::: DATA EXTRACTS :::

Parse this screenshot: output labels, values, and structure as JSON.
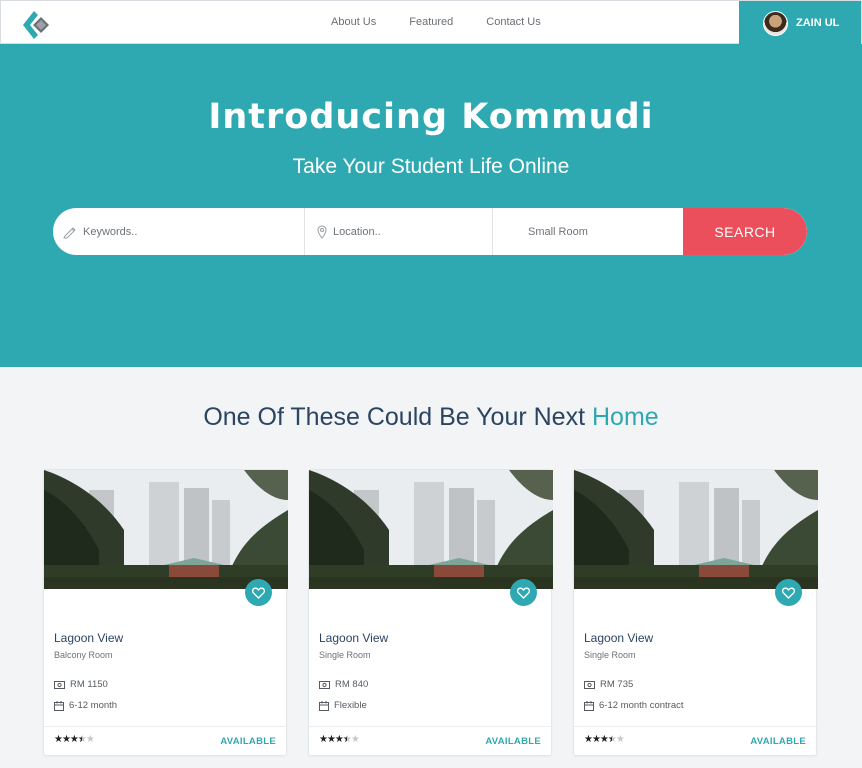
{
  "nav": {
    "links": [
      "About Us",
      "Featured",
      "Contact Us"
    ],
    "user_name": "ZAIN UL"
  },
  "hero": {
    "title": "Introducing Kommudi",
    "subtitle": "Take Your Student Life Online",
    "search": {
      "keywords_placeholder": "Keywords..",
      "location_placeholder": "Location..",
      "room_type": "Small Room",
      "button_label": "SEARCH"
    }
  },
  "section": {
    "title_prefix": "One Of These Could Be Your Next ",
    "title_accent": "Home"
  },
  "listings": [
    {
      "title": "Lagoon View",
      "room": "Balcony Room",
      "price": "RM 1150",
      "term": "6-12 month",
      "rating": 3.5,
      "status": "AVAILABLE"
    },
    {
      "title": "Lagoon View",
      "room": "Single Room",
      "price": "RM 840",
      "term": "Flexible",
      "rating": 3.5,
      "status": "AVAILABLE"
    },
    {
      "title": "Lagoon View",
      "room": "Single Room",
      "price": "RM 735",
      "term": "6-12 month contract",
      "rating": 3.5,
      "status": "AVAILABLE"
    }
  ],
  "colors": {
    "brand_teal": "#2fa9b1",
    "search_red": "#ea4f5b",
    "heading_navy": "#2b4462"
  }
}
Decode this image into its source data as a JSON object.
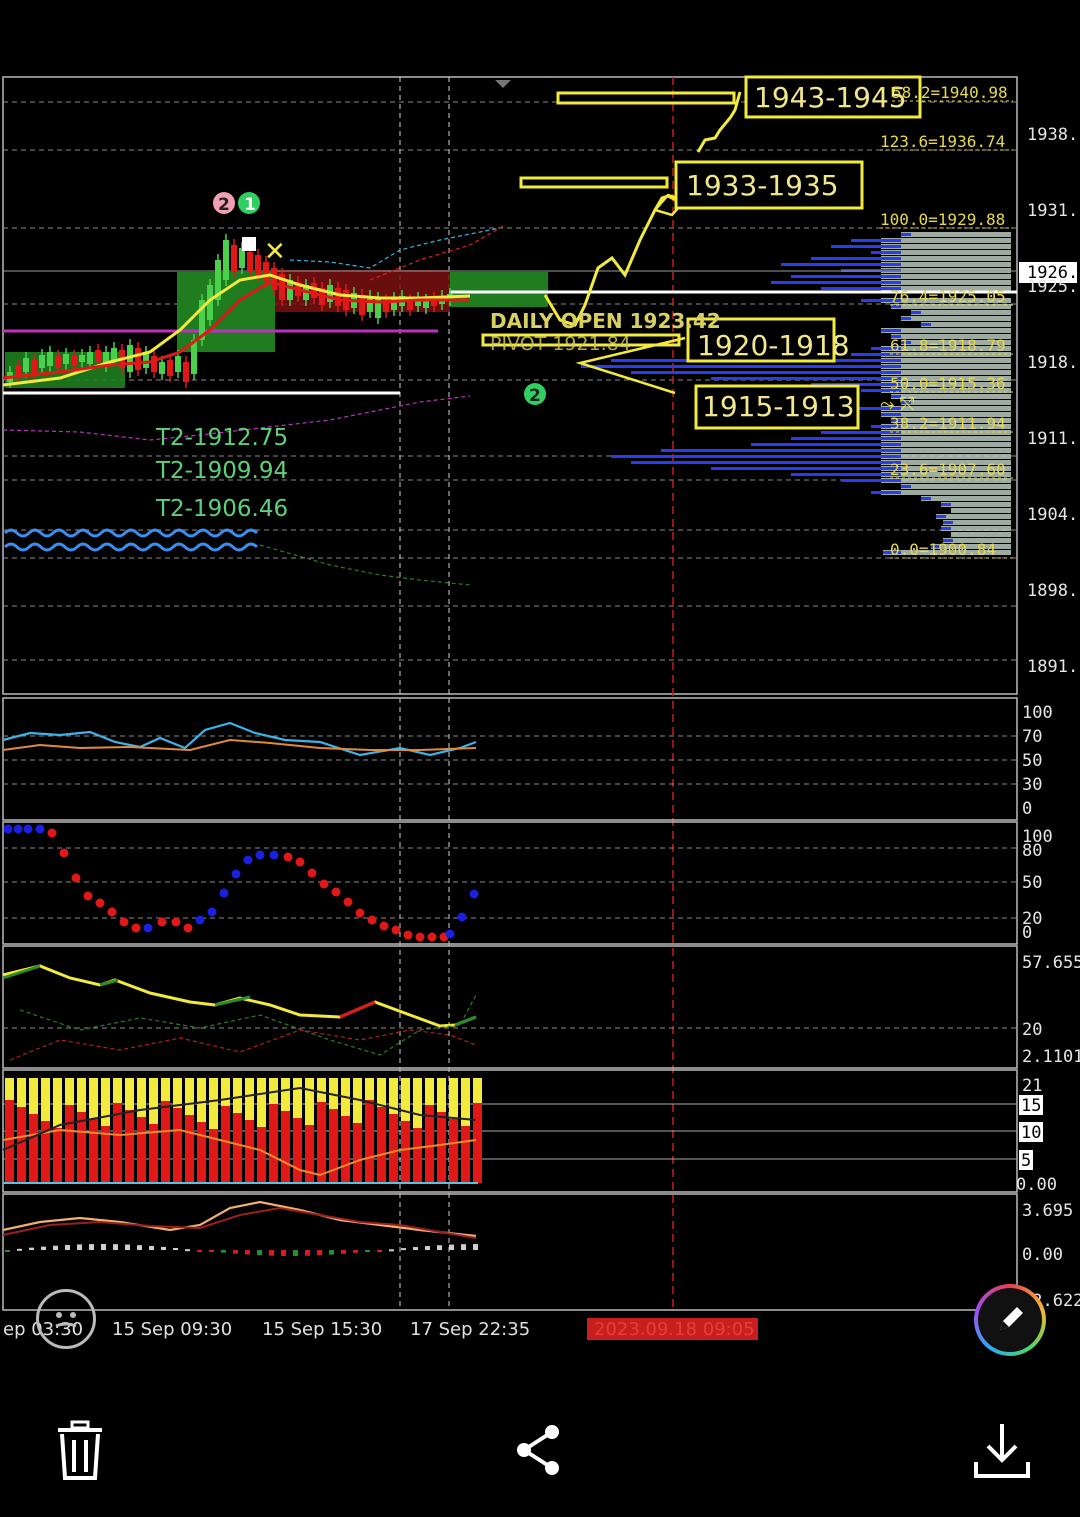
{
  "price_axis": {
    "labels": [
      "1938.",
      "1931.",
      "1926.",
      "1925.",
      "1918.",
      "1911.",
      "1904.",
      "1898.",
      "1891."
    ]
  },
  "fib_levels": [
    {
      "label": "58.2=1940.98"
    },
    {
      "label": "123.6=1936.74"
    },
    {
      "label": "100.0=1929.88"
    },
    {
      "label": "76.4=1925.05"
    },
    {
      "label": "61.8=1918.79"
    },
    {
      "label": "50.0=1915.36"
    },
    {
      "label": "38.2=1911.94"
    },
    {
      "label": "23.6=1907.60"
    },
    {
      "label": "0.0=1900.84"
    }
  ],
  "zones": {
    "z1": "1943-1945",
    "z2": "1933-1935",
    "z3": "1920-1918",
    "z4": "1915-1913"
  },
  "labels": {
    "daily_open": "DAILY OPEN 1923.42",
    "pivot": "PIVOT 1921.84",
    "t2_1": "T2-1912.75",
    "t2_2": "T2-1909.94",
    "t2_3": "T2-1906.46",
    "badge_2": "2",
    "badge_1": "1",
    "badge_2b": "2"
  },
  "rsi_axis": [
    "100",
    "70",
    "50",
    "30",
    "0"
  ],
  "stoch_axis": [
    "100",
    "80",
    "50",
    "20",
    "0"
  ],
  "adx_axis": [
    "57.655",
    "20",
    "2.1101"
  ],
  "vol_axis": [
    "21",
    "15",
    "10",
    "5",
    "0.00"
  ],
  "macd_axis": [
    "3.695",
    "0.00",
    "-2.622"
  ],
  "time_axis": {
    "t0": "ep 03:30",
    "t1": "15 Sep 09:30",
    "t2": "15 Sep 15:30",
    "t3": "17 Sep 22:35",
    "cursor": "2023.09.18 09:05"
  },
  "colors": {
    "yellow": "#f2ea3c",
    "green_fill": "#1f7d1f",
    "red": "#e01818",
    "blue_profile": "#2a3cf0",
    "grey_profile": "#b9c9c0",
    "cursor_red": "#c81e1e"
  }
}
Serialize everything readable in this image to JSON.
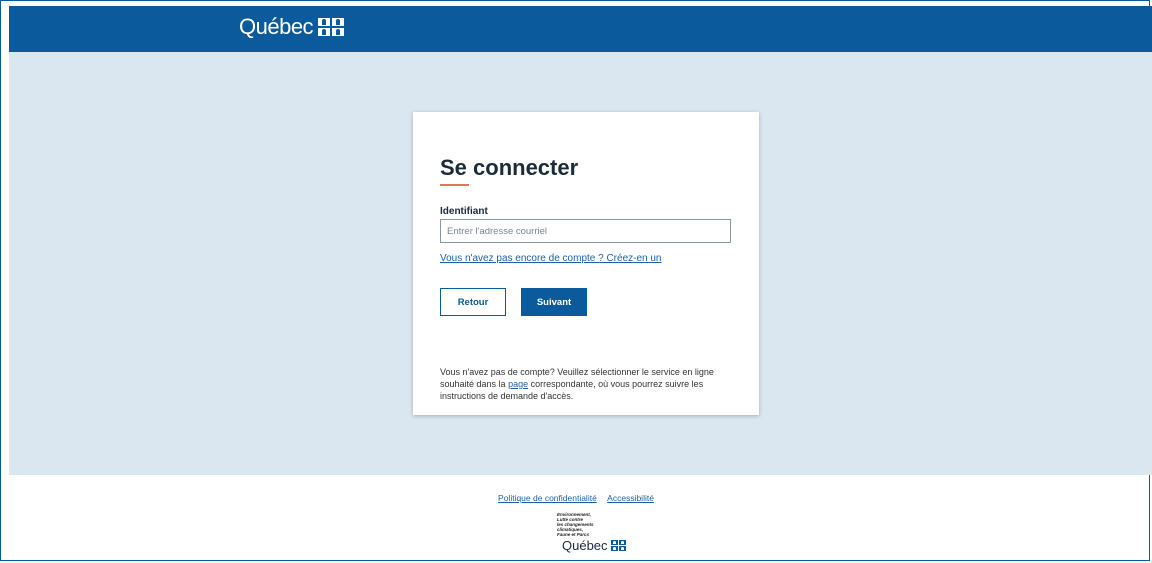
{
  "header": {
    "brand": "Québec"
  },
  "login": {
    "title": "Se connecter",
    "field_label": "Identifiant",
    "input_placeholder": "Entrer l'adresse courriel",
    "input_value": "",
    "create_link": "Vous n'avez pas encore de compte ? Créez-en un",
    "back_button": "Retour",
    "next_button": "Suivant",
    "info_before": "Vous n'avez pas de compte? Veuillez sélectionner le service en ligne souhaité dans la ",
    "info_link": "page",
    "info_after": " correspondante, où vous pourrez suivre les instructions de demande d'accès."
  },
  "footer": {
    "privacy_link": "Politique de confidentialité",
    "accessibility_link": "Accessibilité",
    "dept_lines": [
      "Environnement,",
      "Lutte contre",
      "les changements",
      "climatiques,",
      "Faune et Parcs"
    ],
    "brand": "Québec"
  },
  "colors": {
    "primary": "#0b5a9c",
    "background": "#dbe7f0",
    "accent": "#e0775c"
  }
}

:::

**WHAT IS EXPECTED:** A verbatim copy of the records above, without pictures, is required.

**ANSWER SPACE:**
Parse this screenshot: output labels, values, and structure as JSON.
{
  "nav": {
    "links": [
      "About Us",
      "Featured",
      "Contact Us"
    ],
    "user_name": "ZAIN UL"
  },
  "hero": {
    "title": "Introducing Kommudi",
    "subtitle": "Take Your Student Life Online",
    "search": {
      "keywords_placeholder": "Keywords..",
      "location_placeholder": "Location..",
      "room_type": "Small Room",
      "button_label": "SEARCH"
    }
  },
  "section": {
    "title_prefix": "One Of These Could Be Your Next ",
    "title_accent": "Home"
  },
  "listings": [
    {
      "title": "Lagoon View",
      "room": "Balcony Room",
      "price": "RM 1150",
      "term": "6-12 month",
      "rating": 3.5,
      "status": "AVAILABLE"
    },
    {
      "title": "Lagoon View",
      "room": "Single Room",
      "price": "RM 840",
      "term": "Flexible",
      "rating": 3.5,
      "status": "AVAILABLE"
    },
    {
      "title": "Lagoon View",
      "room": "Single Room",
      "price": "RM 735",
      "term": "6-12 month contract",
      "rating": 3.5,
      "status": "AVAILABLE"
    }
  ],
  "colors": {
    "brand_teal": "#2fa9b1",
    "search_red": "#ea4f5b",
    "heading_navy": "#2b4462"
  }
}
Decode this image into its source data as a JSON object.
{
  "price_axis": {
    "labels": [
      "1938.",
      "1931.",
      "1926.",
      "1925.",
      "1918.",
      "1911.",
      "1904.",
      "1898.",
      "1891."
    ]
  },
  "fib_levels": [
    {
      "label": "58.2=1940.98"
    },
    {
      "label": "123.6=1936.74"
    },
    {
      "label": "100.0=1929.88"
    },
    {
      "label": "76.4=1925.05"
    },
    {
      "label": "61.8=1918.79"
    },
    {
      "label": "50.0=1915.36"
    },
    {
      "label": "38.2=1911.94"
    },
    {
      "label": "23.6=1907.60"
    },
    {
      "label": "0.0=1900.84"
    }
  ],
  "zones": {
    "z1": "1943-1945",
    "z2": "1933-1935",
    "z3": "1920-1918",
    "z4": "1915-1913"
  },
  "labels": {
    "daily_open": "DAILY OPEN 1923.42",
    "pivot": "PIVOT 1921.84",
    "t2_1": "T2-1912.75",
    "t2_2": "T2-1909.94",
    "t2_3": "T2-1906.46",
    "badge_2": "2",
    "badge_1": "1",
    "badge_2b": "2"
  },
  "rsi_axis": [
    "100",
    "70",
    "50",
    "30",
    "0"
  ],
  "stoch_axis": [
    "100",
    "80",
    "50",
    "20",
    "0"
  ],
  "adx_axis": [
    "57.655",
    "20",
    "2.1101"
  ],
  "vol_axis": [
    "21",
    "15",
    "10",
    "5",
    "0.00"
  ],
  "macd_axis": [
    "3.695",
    "0.00",
    "-2.622"
  ],
  "time_axis": {
    "t0": "ep 03:30",
    "t1": "15 Sep 09:30",
    "t2": "15 Sep 15:30",
    "t3": "17 Sep 22:35",
    "cursor": "2023.09.18 09:05"
  },
  "colors": {
    "yellow": "#f2ea3c",
    "green_fill": "#1f7d1f",
    "red": "#e01818",
    "blue_profile": "#2a3cf0",
    "grey_profile": "#b9c9c0",
    "cursor_red": "#c81e1e"
  }
}
Serialize everything readable in this image to JSON.
{
  "header": {
    "brand": "Québec"
  },
  "login": {
    "title": "Se connecter",
    "field_label": "Identifiant",
    "input_placeholder": "Entrer l'adresse courriel",
    "input_value": "",
    "create_link": "Vous n'avez pas encore de compte ? Créez-en un",
    "back_button": "Retour",
    "next_button": "Suivant",
    "info_before": "Vous n'avez pas de compte? Veuillez sélectionner le service en ligne souhaité dans la ",
    "info_link": "page",
    "info_after": " correspondante, où vous pourrez suivre les instructions de demande d'accès."
  },
  "footer": {
    "privacy_link": "Politique de confidentialité",
    "accessibility_link": "Accessibilité",
    "dept_lines": [
      "Environnement,",
      "Lutte contre",
      "les changements",
      "climatiques,",
      "Faune et Parcs"
    ],
    "brand": "Québec"
  },
  "colors": {
    "primary": "#0b5a9c",
    "background": "#dbe7f0",
    "accent": "#e0775c"
  }
}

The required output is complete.